• Realignment of about 500 linear feet of the Coastal Trail, to replace an eroded leg of the Coastal Trail. The natural hill slope will be rebuilt where the eroded leg of the Coastal Trail currently occurs.
Once an expansive 46-acre network of wetlands, dunes, and a 13-acre open freshwater lagoon, the area has suffered more than a century of ecological degradation from agriculture, recreation, and road construction. These processes completely altered the creek’s alignment, flow, and connection to the floodplain—and affected its ability to support the southernmost continually-returning natural population of the endangered coho salmon in western United States. Redwood Creek is currently constrained by a small bridge, the levee road, and the Muir Beach parking lot, which needs to be moved to connect it to its historic floodplain for better salmon habitat and sediment transportation.
“This project is so much more than just improving habitat for endangered species,” said Frank Dean, acting superintendent of the Golden Gate National Recreation Area. “The strengthened connection between Redwood Creek and its historic floodplain, increased native plant cover and resulting wildlife cover, reduced flooding, improved access, and expanded education and volunteer stewardship opportunities make the Redwood Creek Restoration Project one of the most important of its kind on the West Coast.”
In the winter of 2009, scientists estimated that a total 45 adult coho salmon returned to the Redwood Creek spawning grounds.
Here is an outline of work already accomplished on the site and projects still ahead:
• Restored a 1.4-acre area adjacent to the existing tidal lagoon to a native brackish wetland
• Expanded the tidal lagoon to improve coho salmon and steelhead trout habitat
• Created an emergent wetland for California red-legged frog breeding habitat
• Reconfigured the southern end of the parking lot to increase natural creek function and reduce flooding
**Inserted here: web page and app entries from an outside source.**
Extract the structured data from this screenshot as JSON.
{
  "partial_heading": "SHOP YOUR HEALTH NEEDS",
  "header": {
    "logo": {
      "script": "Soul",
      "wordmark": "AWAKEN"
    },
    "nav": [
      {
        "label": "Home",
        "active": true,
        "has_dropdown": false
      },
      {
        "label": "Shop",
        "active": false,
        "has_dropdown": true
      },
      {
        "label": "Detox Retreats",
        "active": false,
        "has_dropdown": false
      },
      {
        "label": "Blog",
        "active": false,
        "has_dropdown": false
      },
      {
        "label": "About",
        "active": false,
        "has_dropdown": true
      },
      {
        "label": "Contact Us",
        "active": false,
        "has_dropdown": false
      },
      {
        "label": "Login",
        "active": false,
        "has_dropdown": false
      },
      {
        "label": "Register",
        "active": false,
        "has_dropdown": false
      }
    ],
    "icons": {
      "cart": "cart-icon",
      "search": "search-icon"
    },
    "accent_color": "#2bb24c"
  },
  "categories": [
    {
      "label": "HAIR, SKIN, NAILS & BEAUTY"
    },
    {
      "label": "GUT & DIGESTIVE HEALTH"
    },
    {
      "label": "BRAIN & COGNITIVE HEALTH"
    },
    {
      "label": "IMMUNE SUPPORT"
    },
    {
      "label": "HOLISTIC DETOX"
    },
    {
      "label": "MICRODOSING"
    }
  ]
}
• Additional wetland and creek restoration
• Creation of additional ponds for California red-legged frogs
• Permanent parking lot reconfiguration
• Construction of a new Pacific Way Bridge and adjacent, multi-use, and accessible trail
• Re-design of Coastal Trail alignment
• Installation of new bathroom and other visitor amenities near the existing parking lot
The Redwood Creek Restoration Project at Muir Beach, a project of the National Park Service in partnership with the Golden Gate National Parks Conservancy, recently completed the first phase of a multi-year effort to restore critical habitat and ecosystem function.
The current phase of this project is made possible by funds from the California Dept. of Fish and Game, U.S. Fish and Wildlife Service, State Coastal Conservancy, the National Park Service, and Parks Conservancy members. Two programs of the U.S. Department of Transportation—SAFETEA-LU (Safe Accountable Flexible Efficient Transportation Equity Act: A Legacy for Users) and PLHD (Public Lands Highway Discretionary)—are also supporting our work on the Coastal Trail.
About the Golden Gate National Parks Conservancy
The Parks Conservancy is the nonprofit membership organization created to preserve the Golden Gate National Parks, enhance the experiences of park visitors, and build a community dedicated to conserving the parks for the future. The Conservancy is an authorized “cooperating association” of the National Park Service, and is one of more than 70 such nonprofit organizations working with national parks around the country. To learn more, please visit www.parksconservancy.org or call (415) 561-3000.
About the National Park Service
The National Park Service (NPS) is a federal agency within the U.S. Department of the Interior charged with managing the preservation and public use of America’s most significant natural, scenic, historic, and cultural treasures. The NPS manages the Golden Gate National Parks, as well as 394 other park sites across the U.S. For more information, visit www.nps.gov/goga or call (415) 561-4700.